··· Data for processing

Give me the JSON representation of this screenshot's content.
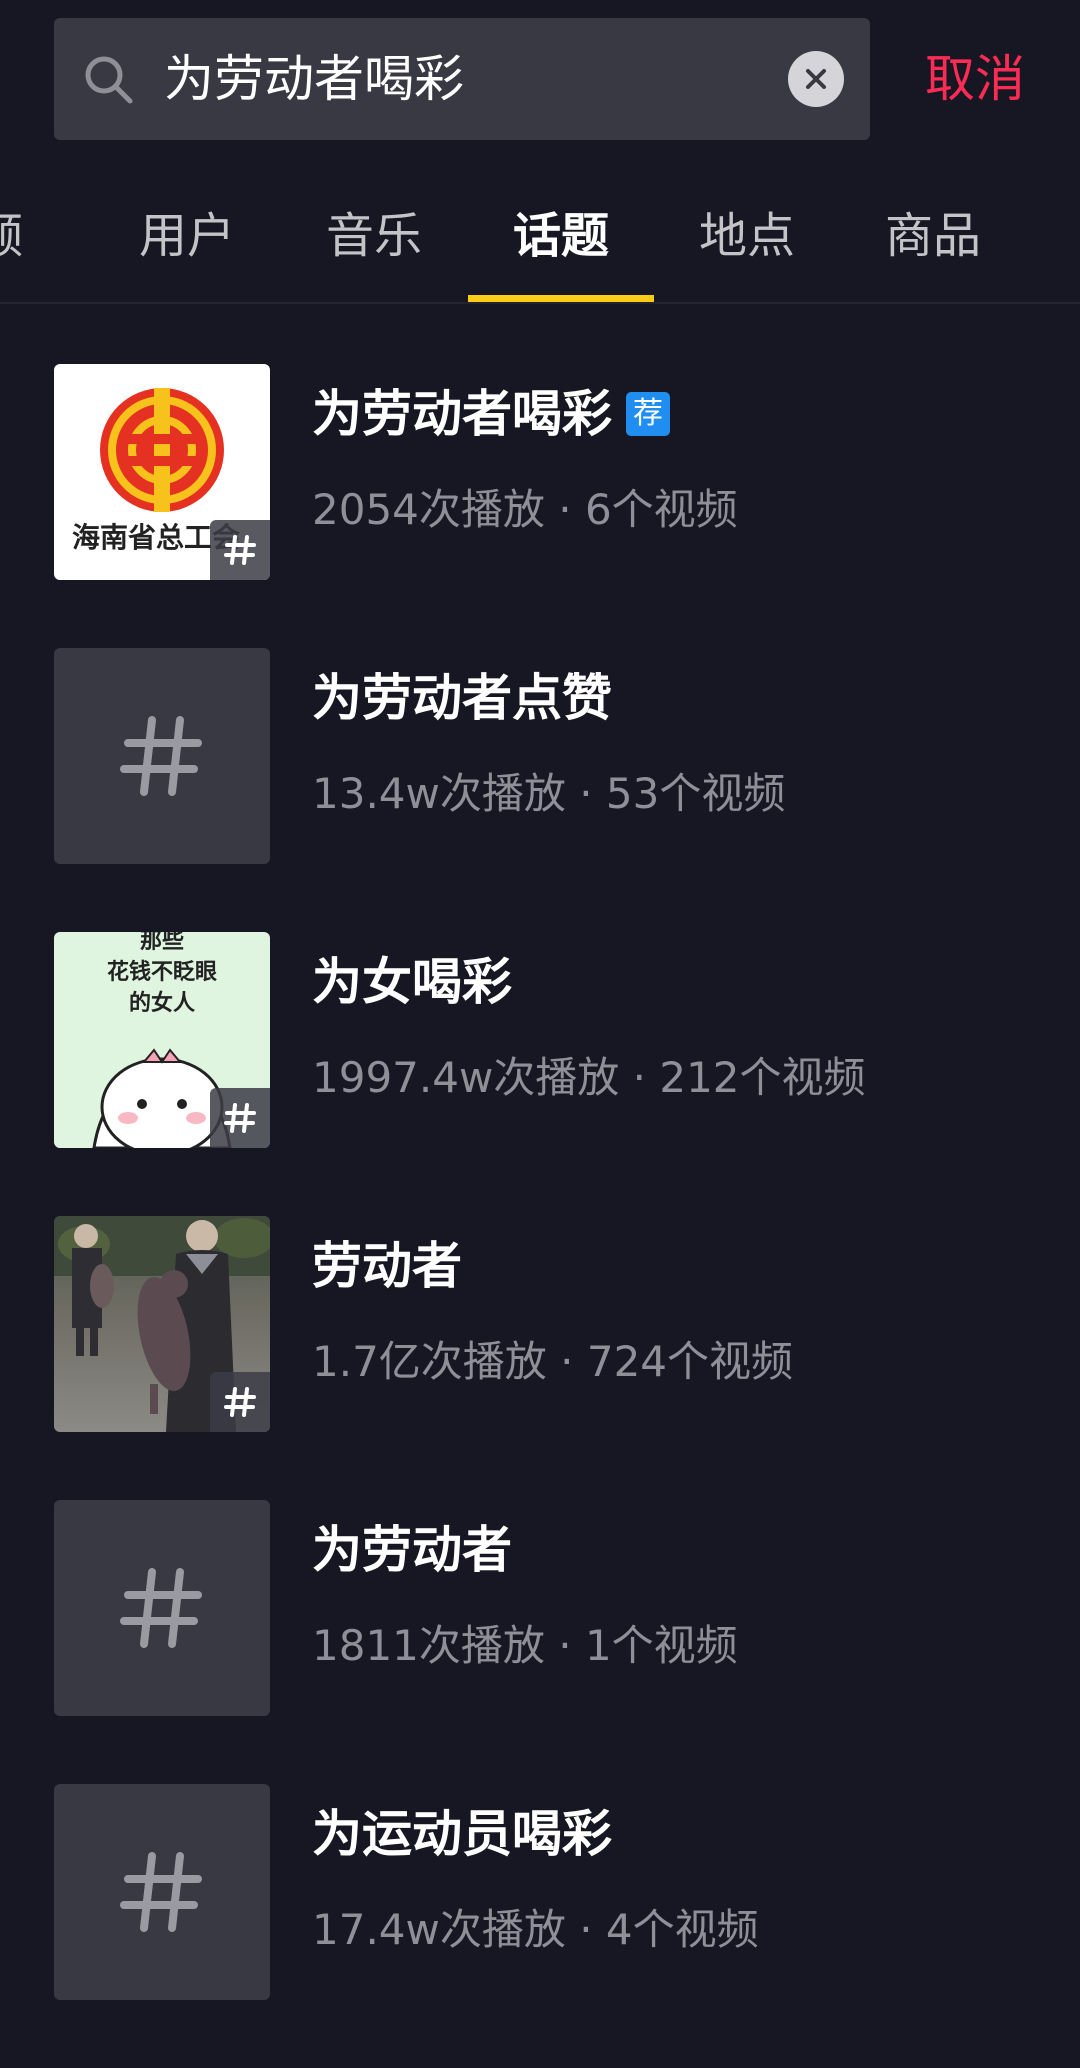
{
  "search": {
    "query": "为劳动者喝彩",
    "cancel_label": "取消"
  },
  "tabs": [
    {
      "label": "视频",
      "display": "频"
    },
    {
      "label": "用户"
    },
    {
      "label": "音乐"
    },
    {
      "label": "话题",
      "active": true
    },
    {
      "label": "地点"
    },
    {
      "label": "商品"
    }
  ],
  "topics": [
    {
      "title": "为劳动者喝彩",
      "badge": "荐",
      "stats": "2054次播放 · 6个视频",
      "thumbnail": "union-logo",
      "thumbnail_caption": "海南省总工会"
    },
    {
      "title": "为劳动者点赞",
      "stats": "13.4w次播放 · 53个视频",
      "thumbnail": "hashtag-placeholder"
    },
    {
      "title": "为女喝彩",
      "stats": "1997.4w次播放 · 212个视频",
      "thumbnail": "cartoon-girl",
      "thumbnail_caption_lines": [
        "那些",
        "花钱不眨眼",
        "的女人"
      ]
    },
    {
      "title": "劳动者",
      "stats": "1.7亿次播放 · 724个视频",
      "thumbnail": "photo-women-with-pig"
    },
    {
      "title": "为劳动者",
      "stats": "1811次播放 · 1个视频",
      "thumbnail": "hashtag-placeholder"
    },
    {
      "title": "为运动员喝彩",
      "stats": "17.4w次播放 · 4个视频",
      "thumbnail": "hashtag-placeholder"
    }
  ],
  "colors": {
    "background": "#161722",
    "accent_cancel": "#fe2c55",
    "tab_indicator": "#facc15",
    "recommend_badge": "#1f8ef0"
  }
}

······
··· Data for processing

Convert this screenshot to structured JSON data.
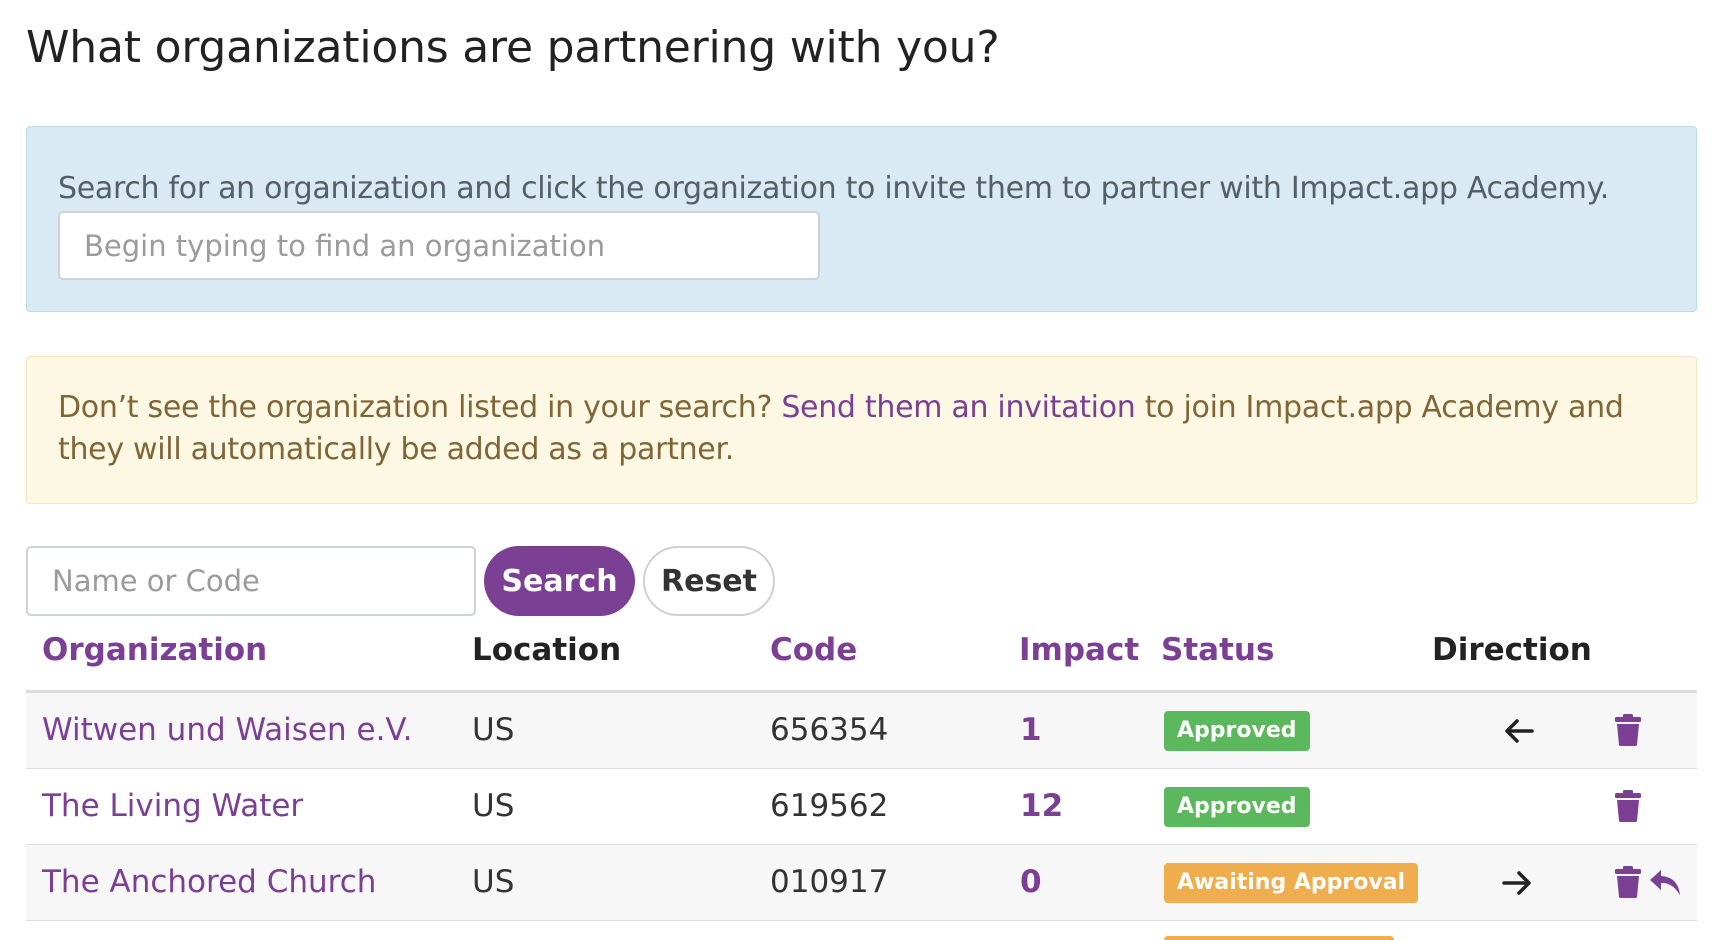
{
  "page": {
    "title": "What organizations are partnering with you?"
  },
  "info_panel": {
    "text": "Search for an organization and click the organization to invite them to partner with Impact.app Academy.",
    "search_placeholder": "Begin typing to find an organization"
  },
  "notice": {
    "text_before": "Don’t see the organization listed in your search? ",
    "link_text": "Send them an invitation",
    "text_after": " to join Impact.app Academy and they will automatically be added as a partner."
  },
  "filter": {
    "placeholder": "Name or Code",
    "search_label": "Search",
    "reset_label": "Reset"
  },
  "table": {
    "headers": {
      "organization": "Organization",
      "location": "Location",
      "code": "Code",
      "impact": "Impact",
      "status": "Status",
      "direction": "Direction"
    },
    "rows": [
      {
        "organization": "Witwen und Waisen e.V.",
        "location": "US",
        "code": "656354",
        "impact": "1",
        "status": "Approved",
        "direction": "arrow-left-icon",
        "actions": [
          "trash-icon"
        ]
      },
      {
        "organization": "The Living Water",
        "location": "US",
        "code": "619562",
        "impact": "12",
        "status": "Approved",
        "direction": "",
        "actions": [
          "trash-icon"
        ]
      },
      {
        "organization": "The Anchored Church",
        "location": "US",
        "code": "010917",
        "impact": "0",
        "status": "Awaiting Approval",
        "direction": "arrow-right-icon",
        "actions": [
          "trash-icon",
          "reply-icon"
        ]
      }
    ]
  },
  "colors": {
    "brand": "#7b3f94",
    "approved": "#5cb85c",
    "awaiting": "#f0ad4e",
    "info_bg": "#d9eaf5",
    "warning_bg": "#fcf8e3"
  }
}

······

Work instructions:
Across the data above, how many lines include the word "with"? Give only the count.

Problem solution:
3